Material for this exercise »
======
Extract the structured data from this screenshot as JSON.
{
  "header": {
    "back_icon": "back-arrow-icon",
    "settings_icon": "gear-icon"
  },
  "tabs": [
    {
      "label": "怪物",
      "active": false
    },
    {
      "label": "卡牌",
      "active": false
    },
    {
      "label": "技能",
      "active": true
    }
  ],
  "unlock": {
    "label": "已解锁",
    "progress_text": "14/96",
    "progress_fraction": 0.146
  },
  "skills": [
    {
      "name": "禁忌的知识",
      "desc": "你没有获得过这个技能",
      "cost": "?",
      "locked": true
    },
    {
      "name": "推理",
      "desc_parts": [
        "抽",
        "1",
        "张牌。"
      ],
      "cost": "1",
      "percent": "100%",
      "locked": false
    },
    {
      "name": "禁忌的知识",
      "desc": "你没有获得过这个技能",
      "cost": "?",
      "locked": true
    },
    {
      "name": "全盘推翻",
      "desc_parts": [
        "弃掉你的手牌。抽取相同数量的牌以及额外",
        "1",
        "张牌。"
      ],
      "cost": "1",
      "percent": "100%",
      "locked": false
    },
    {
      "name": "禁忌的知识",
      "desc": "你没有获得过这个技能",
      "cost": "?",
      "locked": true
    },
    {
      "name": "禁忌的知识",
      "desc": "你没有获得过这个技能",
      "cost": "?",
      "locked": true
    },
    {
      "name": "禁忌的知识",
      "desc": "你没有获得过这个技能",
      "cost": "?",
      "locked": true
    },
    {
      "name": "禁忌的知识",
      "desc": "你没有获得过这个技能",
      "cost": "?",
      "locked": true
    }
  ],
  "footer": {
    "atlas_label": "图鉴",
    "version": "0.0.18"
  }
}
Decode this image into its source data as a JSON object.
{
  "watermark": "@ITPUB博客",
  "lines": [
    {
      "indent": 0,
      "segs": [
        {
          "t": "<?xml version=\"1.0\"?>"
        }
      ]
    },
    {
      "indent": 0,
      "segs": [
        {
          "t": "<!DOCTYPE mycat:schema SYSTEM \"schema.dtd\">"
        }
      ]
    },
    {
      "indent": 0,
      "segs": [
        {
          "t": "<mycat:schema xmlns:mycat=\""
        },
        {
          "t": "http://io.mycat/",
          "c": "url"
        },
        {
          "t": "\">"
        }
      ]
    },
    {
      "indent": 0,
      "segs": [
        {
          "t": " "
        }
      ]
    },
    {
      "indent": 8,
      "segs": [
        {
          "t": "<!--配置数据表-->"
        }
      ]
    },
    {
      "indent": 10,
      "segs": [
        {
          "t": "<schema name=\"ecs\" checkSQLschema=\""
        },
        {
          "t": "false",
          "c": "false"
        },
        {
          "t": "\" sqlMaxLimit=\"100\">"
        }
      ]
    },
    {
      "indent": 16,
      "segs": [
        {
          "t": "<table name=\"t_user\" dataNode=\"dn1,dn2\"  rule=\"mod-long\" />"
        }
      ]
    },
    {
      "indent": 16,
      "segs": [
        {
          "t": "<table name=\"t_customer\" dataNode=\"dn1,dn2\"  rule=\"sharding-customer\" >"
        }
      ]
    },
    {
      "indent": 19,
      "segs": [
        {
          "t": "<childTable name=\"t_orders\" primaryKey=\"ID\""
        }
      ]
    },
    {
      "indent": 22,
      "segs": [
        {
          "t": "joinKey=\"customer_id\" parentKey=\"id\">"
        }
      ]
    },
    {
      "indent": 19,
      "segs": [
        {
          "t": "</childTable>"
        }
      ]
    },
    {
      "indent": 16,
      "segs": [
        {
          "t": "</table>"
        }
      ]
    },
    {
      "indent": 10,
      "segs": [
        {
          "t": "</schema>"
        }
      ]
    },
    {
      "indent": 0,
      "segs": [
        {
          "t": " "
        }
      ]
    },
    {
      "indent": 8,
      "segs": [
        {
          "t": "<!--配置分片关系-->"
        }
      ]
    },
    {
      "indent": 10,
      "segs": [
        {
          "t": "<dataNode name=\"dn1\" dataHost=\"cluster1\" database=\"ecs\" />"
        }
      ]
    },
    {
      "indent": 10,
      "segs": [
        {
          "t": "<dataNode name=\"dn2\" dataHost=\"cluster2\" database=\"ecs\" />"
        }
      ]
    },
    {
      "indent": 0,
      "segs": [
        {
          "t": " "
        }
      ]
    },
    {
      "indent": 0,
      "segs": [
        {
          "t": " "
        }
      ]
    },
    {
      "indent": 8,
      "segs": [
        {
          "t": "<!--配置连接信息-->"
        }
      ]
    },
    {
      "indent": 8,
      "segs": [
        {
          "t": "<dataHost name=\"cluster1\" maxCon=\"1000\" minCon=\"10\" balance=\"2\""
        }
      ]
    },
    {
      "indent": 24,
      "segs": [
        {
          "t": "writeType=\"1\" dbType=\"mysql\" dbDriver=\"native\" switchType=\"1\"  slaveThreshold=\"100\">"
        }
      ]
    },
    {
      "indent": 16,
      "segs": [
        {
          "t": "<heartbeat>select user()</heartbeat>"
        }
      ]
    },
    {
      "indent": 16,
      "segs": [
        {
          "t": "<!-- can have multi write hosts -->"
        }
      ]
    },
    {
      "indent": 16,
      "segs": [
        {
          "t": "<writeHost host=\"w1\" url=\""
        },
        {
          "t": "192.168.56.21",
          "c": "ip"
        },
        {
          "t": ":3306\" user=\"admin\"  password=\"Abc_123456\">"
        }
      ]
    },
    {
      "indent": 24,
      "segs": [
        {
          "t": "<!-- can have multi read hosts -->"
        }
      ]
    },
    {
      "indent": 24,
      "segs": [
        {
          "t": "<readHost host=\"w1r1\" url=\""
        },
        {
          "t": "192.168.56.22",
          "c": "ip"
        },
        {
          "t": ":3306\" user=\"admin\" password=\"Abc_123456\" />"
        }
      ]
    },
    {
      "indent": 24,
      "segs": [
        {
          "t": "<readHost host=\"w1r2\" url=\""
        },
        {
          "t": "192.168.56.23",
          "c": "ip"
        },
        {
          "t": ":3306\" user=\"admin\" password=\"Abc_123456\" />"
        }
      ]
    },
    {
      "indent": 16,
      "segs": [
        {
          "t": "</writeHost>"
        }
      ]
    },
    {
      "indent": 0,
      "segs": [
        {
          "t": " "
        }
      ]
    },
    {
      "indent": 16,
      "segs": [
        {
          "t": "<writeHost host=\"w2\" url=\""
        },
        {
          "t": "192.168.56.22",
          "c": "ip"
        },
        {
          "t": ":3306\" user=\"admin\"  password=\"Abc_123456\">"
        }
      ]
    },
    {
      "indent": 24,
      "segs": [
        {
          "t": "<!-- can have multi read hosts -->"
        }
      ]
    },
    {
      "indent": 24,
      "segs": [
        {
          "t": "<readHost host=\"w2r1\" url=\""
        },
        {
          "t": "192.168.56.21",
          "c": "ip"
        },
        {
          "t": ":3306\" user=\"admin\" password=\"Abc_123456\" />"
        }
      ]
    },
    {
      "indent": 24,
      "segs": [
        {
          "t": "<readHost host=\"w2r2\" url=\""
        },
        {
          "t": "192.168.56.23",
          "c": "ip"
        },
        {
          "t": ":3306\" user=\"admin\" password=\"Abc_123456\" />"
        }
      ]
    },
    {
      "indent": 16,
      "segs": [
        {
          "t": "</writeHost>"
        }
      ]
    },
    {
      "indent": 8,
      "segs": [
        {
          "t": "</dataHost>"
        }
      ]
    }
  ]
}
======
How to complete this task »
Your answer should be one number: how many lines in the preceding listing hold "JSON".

Written response »
2